Italian version

Franz (František) Bardon (1909-1958) was an occultist and teacher of Hermeticism. He was born in Opava (Austrian Silesia, now the Czech Republic), the first of 13 brothers and sisters. His father, Viktor, was a devoted Christian mystic; there is no biographical information about his mother, Hedvika Herodkova. He had two children, Lumir and Marie.

His story is a mixture of truth and legend, and in fact, we know very little about his personal

life. According to one of these legends, at the age of 16, the spirit of an initiate, the master Arion, came to inhabit his body in response to his father’s prayers who sought personal guidance.

In his early years, Bardon worked as an appreciated theatrical under the name of “Frabato”. Due to his interest in occult practices, he was imprisoned for three and a half years in a Nazi concentration camp in his thirties. We scarcely know about his experiences at that time, aside from the horror of the situation itself; some argue the real reason for the imprisonment was his refusal to reveal his occult methods to the Führer.

After that experience, he became known as a healer and teacher of Hermeticism. It was around that time that he wrote the three books which he is known for: Initiation into Hermetics (IIH), The Practice of Magical Evocation (PME) and The Key to the True Qabbalah (KTQ).

His healing methods and activity as a popularizer of occult practices sparked the ire of the Czechoslovakian Communist government that arose after the war, and in the late 1950s, Bardon was again imprisoned, where he apparently died of pancreatitis. Even in these final stages, the news becomes contradictory. The family could not see his body; the police destroyed his laboratory, and his papers were burned or confiscated.

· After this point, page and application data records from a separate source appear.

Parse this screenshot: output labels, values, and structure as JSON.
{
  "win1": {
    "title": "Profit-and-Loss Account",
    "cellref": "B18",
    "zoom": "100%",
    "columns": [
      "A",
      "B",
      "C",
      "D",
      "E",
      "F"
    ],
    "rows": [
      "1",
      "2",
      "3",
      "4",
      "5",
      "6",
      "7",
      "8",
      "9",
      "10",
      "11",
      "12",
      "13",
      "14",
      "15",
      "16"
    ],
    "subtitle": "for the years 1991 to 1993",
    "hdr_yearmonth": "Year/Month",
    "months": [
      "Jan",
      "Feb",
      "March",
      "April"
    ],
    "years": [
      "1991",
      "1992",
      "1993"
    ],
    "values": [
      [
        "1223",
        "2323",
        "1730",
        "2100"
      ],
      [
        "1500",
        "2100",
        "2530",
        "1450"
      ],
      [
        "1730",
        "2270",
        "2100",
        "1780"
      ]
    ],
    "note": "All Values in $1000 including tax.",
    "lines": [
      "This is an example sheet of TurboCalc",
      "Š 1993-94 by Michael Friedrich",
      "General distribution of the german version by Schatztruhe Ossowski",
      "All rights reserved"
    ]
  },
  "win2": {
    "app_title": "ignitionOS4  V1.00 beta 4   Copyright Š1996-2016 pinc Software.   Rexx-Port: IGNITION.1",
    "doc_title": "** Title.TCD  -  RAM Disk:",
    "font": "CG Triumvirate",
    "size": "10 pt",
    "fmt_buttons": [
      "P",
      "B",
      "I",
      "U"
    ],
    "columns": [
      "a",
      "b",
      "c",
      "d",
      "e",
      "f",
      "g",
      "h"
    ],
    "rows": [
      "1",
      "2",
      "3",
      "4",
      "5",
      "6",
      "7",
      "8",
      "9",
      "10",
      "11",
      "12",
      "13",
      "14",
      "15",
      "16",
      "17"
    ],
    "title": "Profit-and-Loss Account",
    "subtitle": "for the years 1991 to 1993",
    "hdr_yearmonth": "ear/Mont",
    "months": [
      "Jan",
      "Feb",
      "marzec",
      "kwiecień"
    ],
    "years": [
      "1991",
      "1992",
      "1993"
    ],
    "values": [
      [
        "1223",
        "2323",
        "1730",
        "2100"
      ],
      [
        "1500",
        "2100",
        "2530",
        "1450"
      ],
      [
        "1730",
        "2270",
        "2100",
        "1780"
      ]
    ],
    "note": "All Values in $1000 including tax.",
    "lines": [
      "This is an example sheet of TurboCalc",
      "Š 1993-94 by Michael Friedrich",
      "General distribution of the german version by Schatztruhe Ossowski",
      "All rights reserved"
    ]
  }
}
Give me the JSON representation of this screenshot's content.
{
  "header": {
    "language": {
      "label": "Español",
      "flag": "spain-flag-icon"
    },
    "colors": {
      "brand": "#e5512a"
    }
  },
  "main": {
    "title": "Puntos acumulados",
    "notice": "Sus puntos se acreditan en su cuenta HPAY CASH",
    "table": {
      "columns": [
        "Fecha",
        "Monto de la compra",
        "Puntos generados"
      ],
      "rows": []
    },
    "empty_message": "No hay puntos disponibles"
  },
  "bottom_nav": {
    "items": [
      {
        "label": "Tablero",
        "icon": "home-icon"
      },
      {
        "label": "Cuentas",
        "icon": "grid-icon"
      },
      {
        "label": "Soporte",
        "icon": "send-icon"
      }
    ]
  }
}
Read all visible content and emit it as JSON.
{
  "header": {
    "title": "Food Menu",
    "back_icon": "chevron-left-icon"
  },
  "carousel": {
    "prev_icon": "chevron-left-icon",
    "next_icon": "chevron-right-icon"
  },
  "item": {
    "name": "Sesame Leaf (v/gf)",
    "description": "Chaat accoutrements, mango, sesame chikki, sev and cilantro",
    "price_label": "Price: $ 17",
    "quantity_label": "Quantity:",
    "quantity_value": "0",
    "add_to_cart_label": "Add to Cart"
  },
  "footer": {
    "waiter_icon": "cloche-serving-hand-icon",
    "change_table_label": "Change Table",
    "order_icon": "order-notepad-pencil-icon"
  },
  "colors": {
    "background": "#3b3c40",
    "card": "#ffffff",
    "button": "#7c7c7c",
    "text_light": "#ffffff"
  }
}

According to his direct students, Bardon was a man of great humanity and humility who sought not greatness or power but a teaching system of Hermetic Magic accessible to all men and women of goodwill. Much speculation has been made about who Bardon’s human teachers were; there are, of course, many parallels with other systems of practice, both Eastern and Western, but ultimately whether a system is coherent whatever its origin is not a matter of concern.